Dark matter direct detection phenomenology package
DDCalc is a software package for performing various dark matter direct detection calculations, including signal rate predictions and likelihoods for several experiments.
A full description of this package and the physics framework behind it can be found in the GAMBIT DarkBit paper:
- T Bringmann, J Conrad, JM Cornell, LA Dal, J Edsjö, B Farmer, F Kahlhoefer, A Kvellestad, A Putze, C Savage, P Scott, C Weniger, M White & S Wild 2017, EPJC 77 (2017) 831, arXiv:1705.07920
A description of the new features in DDCalc v2 can be found in
- P Athron , C Balazs, A Beniwal, S Bloor, JE Camargo-Molina, JM Cornell, B Farmer, A Fowlie, TE Gonzalo, F Kahlhoefer, A Kvellestad, GD Martinez, P Scott, AC Vincent, S Wild, M White & AG Williams 2018, EPJC 79 (2019) 38, arXiv:1808.10465
If you write a paper that uses DDCalc, please cite both papers.
- v2.2.0 - February 2020: Added implementation of PICO-60 (2019), DarkSide-50 (S2-only) and CRESST-III.
- v2.1.0 - September 2018: Added python support and interface with DirectDM for automated RGE evolution and matching of effective operators.
- v2.0.0 - June 2018: Support for full set of non-relativistic operators with general momentum and velocity dependence, new features for the definition of complex experiments with several signal regions and/or target elements, improved user interface including several new example files, new results from XENON1T (2018).
- v1.2.0 - January 2018: Added implementation of PandaX (2017).
- v1.1.0 - June 2017: Added implementation of Xenon1T (2017) and PICO-60 (2017).
- v1.0.0 - May 2017: Initial release in combination with GAMBIT v1.0.0.
DDCalc releases can be obtained as tarballs from Hepforge.
The latest and greatest version, along with a full revision history, can always be found in the git repository.

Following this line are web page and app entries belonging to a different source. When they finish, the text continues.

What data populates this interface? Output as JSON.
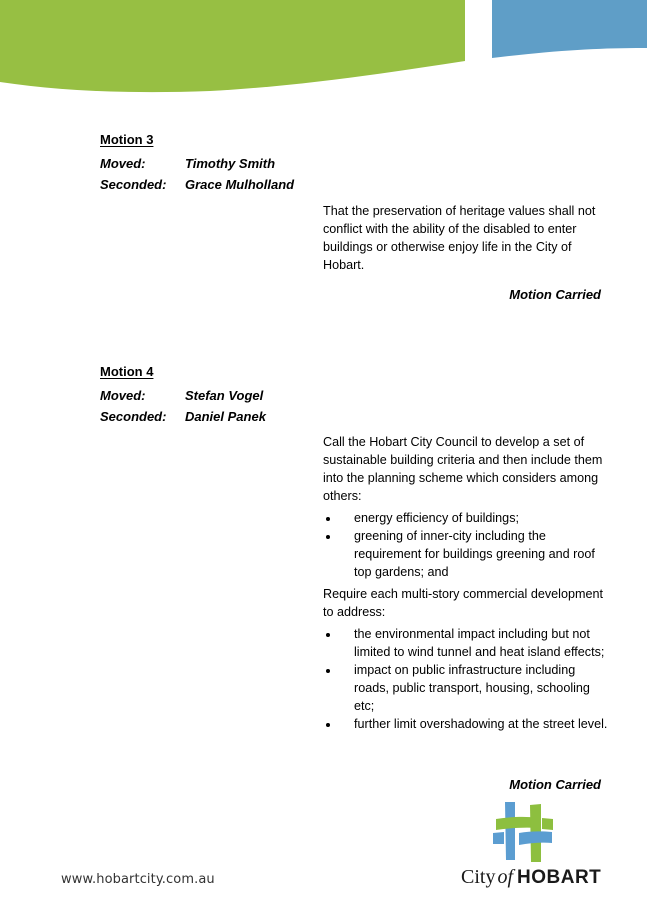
{
  "colors": {
    "green": "#97bf43",
    "blue": "#5f9ec7",
    "logo_green": "#8dbf3f",
    "logo_blue": "#5b9dd1"
  },
  "motions": [
    {
      "heading": "Motion 3",
      "moved_label": "Moved:",
      "moved_by": "Timothy Smith",
      "seconded_label": "Seconded:",
      "seconded_by": "Grace Mulholland",
      "text": "That the preservation of heritage values shall not conflict with the ability of the disabled to enter buildings or otherwise enjoy life in the City of Hobart.",
      "result": "Motion Carried"
    },
    {
      "heading": "Motion 4",
      "moved_label": "Moved:",
      "moved_by": "Stefan Vogel",
      "seconded_label": "Seconded:",
      "seconded_by": "Daniel Panek",
      "intro": "Call the Hobart City Council to develop a set of sustainable building criteria and then include them into the planning scheme which considers among others:",
      "bullets_1": [
        "energy efficiency of buildings;",
        "greening of inner-city including the requirement for buildings greening and roof top gardens; and"
      ],
      "intro_2": "Require each multi-story commercial development to address:",
      "bullets_2": [
        "the environmental impact including but not limited to wind tunnel and heat island effects;",
        "impact on public infrastructure including roads, public transport, housing, schooling etc;",
        "further limit overshadowing at the street level."
      ],
      "result": "Motion Carried"
    }
  ],
  "footer": {
    "url": "www.hobartcity.com.au",
    "logo": {
      "city": "City",
      "of": "of",
      "hobart": "HOBART",
      "icon": "city-of-hobart-woven-cross-logo"
    }
  }
}
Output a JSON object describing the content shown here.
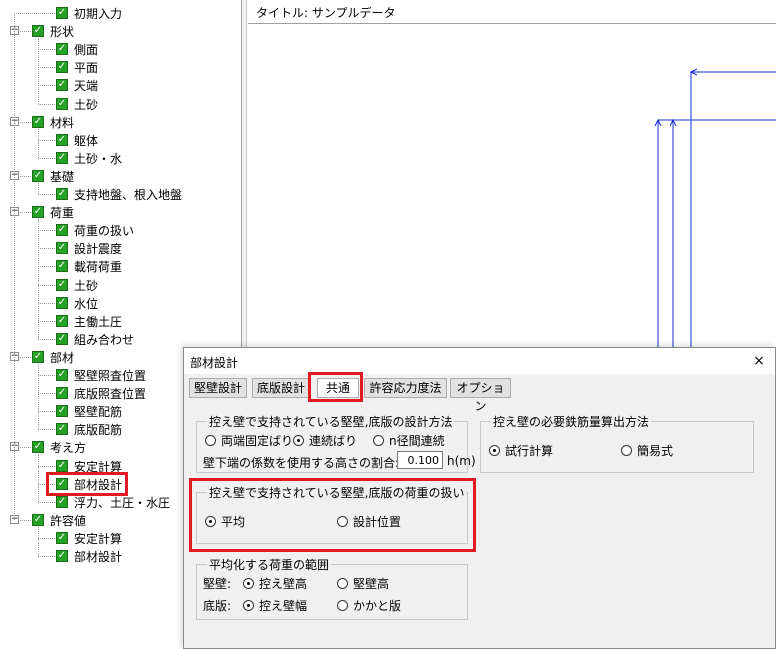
{
  "tree": {
    "items": [
      {
        "label": "初期入力",
        "level": 1
      },
      {
        "label": "形状",
        "level": 0
      },
      {
        "label": "側面",
        "level": 1
      },
      {
        "label": "平面",
        "level": 1
      },
      {
        "label": "天端",
        "level": 1
      },
      {
        "label": "土砂",
        "level": 1
      },
      {
        "label": "材料",
        "level": 0
      },
      {
        "label": "躯体",
        "level": 1
      },
      {
        "label": "土砂・水",
        "level": 1
      },
      {
        "label": "基礎",
        "level": 0
      },
      {
        "label": "支持地盤、根入地盤",
        "level": 1
      },
      {
        "label": "荷重",
        "level": 0
      },
      {
        "label": "荷重の扱い",
        "level": 1
      },
      {
        "label": "設計震度",
        "level": 1
      },
      {
        "label": "載荷荷重",
        "level": 1
      },
      {
        "label": "土砂",
        "level": 1
      },
      {
        "label": "水位",
        "level": 1
      },
      {
        "label": "主働土圧",
        "level": 1
      },
      {
        "label": "組み合わせ",
        "level": 1
      },
      {
        "label": "部材",
        "level": 0
      },
      {
        "label": "堅壁照査位置",
        "level": 1
      },
      {
        "label": "底版照査位置",
        "level": 1
      },
      {
        "label": "堅壁配筋",
        "level": 1
      },
      {
        "label": "底版配筋",
        "level": 1
      },
      {
        "label": "考え方",
        "level": 0
      },
      {
        "label": "安定計算",
        "level": 1
      },
      {
        "label": "部材設計",
        "level": 1
      },
      {
        "label": "浮力、土圧・水圧",
        "level": 1
      },
      {
        "label": "許容値",
        "level": 0
      },
      {
        "label": "安定計算",
        "level": 1
      },
      {
        "label": "部材設計",
        "level": 1
      }
    ]
  },
  "preview": {
    "title": "タイトル: サンプルデータ"
  },
  "dialog": {
    "title": "部材設計",
    "close": "×",
    "tabs": [
      "堅壁設計",
      "底版設計",
      "共通",
      "許容応力度法",
      "オプション"
    ],
    "active_tab": "共通",
    "design_method": {
      "legend": "控え壁で支持されている堅壁,底版の設計方法",
      "options": [
        "両端固定ばり",
        "連続ばり",
        "n径間連続"
      ],
      "selected": "連続ばり",
      "ratio_label": "壁下端の係数を使用する高さの割合:",
      "ratio_value": "0.100",
      "ratio_unit": "h(m)"
    },
    "rebar_method": {
      "legend": "控え壁の必要鉄筋量算出方法",
      "options": [
        "試行計算",
        "簡易式"
      ],
      "selected": "試行計算"
    },
    "load_handling": {
      "legend": "控え壁で支持されている堅壁,底版の荷重の扱い",
      "options": [
        "平均",
        "設計位置"
      ],
      "selected": "平均"
    },
    "averaging_range": {
      "legend": "平均化する荷重の範囲",
      "wall_label": "堅壁:",
      "wall_options": [
        "控え壁高",
        "堅壁高"
      ],
      "wall_selected": "控え壁高",
      "base_label": "底版:",
      "base_options": [
        "控え壁幅",
        "かかと版"
      ],
      "base_selected": "控え壁幅"
    }
  },
  "colors": {
    "highlight": "#e01b24",
    "checkbox": "#24a024",
    "drawing_line": "#1a2dd6"
  }
}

Compilation and usage instructions, as well as a number of example programs, can be found in the code release.
Maintainers: The GAMBIT Dark Matter Workgroup (email@example.com)

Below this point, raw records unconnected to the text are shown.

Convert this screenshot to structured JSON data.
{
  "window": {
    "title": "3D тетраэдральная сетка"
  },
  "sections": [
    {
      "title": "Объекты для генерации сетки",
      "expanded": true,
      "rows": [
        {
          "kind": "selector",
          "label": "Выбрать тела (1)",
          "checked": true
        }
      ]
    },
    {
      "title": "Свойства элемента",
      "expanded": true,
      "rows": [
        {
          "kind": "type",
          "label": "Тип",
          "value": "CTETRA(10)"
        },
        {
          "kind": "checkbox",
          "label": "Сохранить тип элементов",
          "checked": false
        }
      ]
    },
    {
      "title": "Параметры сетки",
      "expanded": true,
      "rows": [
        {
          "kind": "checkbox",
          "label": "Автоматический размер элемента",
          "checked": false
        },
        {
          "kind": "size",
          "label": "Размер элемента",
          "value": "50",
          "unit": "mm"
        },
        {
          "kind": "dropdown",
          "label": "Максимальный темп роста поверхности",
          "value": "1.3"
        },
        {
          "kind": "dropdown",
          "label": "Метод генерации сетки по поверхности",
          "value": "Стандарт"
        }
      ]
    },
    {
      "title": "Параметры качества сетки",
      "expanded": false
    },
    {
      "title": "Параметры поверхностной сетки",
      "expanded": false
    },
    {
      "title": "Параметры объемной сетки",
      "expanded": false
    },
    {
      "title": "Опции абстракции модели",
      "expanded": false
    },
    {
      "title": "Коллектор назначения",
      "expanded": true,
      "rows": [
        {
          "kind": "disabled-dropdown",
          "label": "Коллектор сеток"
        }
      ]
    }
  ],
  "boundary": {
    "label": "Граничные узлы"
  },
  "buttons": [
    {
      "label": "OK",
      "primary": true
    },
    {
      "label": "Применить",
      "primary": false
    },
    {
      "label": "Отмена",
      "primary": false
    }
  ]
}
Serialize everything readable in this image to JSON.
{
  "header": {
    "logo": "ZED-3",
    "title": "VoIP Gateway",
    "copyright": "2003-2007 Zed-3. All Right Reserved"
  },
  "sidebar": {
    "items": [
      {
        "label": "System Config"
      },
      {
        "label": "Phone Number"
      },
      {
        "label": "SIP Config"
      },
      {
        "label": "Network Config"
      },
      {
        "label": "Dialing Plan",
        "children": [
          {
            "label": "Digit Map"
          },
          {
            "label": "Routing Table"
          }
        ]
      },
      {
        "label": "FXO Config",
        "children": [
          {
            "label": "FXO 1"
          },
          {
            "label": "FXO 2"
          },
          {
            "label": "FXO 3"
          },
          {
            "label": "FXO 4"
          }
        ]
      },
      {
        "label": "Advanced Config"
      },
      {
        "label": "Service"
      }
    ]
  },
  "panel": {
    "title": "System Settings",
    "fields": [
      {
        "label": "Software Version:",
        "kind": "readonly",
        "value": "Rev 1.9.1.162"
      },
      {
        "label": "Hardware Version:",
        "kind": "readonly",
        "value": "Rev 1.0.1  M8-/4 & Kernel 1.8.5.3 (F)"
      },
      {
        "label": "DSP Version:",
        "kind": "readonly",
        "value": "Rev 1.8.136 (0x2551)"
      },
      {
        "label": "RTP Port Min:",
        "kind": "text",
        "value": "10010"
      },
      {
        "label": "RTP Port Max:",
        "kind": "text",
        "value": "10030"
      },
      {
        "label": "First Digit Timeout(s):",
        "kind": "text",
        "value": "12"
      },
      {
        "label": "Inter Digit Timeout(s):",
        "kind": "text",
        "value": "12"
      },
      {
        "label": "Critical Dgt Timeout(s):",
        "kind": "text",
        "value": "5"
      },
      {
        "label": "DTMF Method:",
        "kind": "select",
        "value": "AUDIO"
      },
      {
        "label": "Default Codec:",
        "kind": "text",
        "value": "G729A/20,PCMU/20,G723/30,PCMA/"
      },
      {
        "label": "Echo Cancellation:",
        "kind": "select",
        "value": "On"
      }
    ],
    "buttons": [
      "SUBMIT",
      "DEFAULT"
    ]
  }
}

Many of the routines in DDCalc were originally contributed by Chris Savage (firstname.lastname@example.org)